* [Study material]
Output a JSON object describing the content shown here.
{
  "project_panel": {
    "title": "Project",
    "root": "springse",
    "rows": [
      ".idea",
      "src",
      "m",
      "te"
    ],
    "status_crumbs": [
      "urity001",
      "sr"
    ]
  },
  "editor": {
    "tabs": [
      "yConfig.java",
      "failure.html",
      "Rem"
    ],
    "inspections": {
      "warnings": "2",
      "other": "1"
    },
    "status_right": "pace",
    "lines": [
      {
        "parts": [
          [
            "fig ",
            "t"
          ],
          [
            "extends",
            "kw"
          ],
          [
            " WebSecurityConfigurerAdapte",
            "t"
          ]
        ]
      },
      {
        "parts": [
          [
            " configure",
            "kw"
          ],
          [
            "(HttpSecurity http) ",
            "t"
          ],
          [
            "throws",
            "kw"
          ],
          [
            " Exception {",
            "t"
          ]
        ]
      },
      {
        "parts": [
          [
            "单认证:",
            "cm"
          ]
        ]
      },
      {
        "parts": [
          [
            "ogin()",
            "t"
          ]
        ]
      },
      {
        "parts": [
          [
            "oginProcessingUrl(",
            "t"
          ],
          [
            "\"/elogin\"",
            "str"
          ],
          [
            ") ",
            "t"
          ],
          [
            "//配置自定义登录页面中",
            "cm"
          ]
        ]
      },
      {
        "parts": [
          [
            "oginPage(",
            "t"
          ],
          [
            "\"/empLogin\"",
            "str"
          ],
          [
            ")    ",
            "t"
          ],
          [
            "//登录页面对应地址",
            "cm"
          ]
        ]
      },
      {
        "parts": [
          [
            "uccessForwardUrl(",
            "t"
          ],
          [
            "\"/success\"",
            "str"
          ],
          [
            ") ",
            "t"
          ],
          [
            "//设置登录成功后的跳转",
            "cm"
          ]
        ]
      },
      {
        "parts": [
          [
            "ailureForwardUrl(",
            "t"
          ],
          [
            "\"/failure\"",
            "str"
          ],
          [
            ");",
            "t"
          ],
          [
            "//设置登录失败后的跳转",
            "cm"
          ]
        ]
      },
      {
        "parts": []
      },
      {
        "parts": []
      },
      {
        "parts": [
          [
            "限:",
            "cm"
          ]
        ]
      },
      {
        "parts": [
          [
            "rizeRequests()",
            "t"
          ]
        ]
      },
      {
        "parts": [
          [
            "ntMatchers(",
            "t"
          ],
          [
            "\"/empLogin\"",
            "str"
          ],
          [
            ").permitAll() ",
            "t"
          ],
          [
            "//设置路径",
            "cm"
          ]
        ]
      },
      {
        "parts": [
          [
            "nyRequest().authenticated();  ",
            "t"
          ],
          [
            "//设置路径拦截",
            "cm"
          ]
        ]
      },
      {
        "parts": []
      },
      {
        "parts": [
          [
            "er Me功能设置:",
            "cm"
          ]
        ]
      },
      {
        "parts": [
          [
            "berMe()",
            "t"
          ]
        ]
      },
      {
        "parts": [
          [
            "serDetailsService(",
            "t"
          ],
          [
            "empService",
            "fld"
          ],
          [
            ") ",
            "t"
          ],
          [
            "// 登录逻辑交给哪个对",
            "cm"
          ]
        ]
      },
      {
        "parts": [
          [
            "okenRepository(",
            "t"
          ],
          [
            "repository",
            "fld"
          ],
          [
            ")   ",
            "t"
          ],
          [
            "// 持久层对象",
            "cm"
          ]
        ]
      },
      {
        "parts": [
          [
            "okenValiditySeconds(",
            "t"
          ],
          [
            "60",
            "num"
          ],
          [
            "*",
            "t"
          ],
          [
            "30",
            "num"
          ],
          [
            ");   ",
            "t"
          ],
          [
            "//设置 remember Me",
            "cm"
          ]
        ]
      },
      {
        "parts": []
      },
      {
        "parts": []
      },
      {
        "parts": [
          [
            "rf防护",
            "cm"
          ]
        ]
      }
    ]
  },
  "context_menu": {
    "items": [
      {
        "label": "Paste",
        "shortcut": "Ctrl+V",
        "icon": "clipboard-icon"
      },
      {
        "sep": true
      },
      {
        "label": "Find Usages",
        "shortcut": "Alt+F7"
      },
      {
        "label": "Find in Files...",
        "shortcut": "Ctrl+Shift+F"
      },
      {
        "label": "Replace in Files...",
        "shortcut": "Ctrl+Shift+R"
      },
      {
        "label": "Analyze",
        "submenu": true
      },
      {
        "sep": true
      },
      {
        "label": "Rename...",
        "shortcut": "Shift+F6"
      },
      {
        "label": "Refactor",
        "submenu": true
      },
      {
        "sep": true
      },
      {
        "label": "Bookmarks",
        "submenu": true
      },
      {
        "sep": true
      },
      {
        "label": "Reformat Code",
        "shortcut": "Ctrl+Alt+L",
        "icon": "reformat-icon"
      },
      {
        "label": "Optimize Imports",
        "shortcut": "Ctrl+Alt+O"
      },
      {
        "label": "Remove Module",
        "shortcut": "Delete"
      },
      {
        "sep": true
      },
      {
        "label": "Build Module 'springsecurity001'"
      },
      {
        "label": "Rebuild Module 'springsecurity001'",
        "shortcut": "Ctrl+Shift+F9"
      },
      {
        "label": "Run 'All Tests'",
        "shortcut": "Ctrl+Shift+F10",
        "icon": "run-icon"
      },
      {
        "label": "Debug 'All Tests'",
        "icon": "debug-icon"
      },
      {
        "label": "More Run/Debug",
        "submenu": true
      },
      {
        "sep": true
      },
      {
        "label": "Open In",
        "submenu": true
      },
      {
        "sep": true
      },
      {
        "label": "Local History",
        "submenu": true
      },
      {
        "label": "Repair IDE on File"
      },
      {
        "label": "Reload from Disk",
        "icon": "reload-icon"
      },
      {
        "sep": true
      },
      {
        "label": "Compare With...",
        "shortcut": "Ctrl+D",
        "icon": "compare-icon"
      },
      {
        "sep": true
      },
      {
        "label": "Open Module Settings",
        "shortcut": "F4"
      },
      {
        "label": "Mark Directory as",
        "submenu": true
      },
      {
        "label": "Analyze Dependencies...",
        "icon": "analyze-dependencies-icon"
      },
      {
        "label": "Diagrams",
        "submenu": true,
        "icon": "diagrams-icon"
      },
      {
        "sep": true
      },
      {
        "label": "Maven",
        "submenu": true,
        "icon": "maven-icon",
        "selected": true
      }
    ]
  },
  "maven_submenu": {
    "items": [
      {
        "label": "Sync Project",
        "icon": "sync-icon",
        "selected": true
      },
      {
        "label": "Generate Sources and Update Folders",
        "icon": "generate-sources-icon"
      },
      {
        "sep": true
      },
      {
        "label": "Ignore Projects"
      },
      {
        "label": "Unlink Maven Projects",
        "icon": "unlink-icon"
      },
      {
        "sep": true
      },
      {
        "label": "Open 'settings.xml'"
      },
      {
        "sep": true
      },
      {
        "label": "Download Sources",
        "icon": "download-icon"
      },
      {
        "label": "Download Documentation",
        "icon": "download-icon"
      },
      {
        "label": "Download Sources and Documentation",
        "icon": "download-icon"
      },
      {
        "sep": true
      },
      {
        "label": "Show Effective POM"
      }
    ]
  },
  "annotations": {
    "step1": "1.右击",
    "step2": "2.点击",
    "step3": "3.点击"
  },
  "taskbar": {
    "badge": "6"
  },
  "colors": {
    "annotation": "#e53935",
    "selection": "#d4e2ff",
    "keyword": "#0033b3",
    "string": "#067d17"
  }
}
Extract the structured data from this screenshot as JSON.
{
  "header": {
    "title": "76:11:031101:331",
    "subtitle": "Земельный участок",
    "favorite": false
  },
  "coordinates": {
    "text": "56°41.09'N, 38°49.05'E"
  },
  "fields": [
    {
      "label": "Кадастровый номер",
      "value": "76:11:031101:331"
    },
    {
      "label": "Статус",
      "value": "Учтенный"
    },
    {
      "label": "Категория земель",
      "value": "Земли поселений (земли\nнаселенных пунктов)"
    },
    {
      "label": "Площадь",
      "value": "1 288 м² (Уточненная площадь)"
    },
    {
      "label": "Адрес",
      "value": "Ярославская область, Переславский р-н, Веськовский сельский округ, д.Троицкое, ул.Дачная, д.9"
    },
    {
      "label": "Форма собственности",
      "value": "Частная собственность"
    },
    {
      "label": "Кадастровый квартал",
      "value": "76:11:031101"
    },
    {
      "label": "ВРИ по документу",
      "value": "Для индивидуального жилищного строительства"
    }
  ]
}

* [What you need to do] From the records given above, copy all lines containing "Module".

* [Your solution]
        "label": "Remove Module",
        "label": "Build Module 'springsecurity001'"
        "label": "Rebuild Module 'springsecurity001'",
        "label": "Open Module Settings",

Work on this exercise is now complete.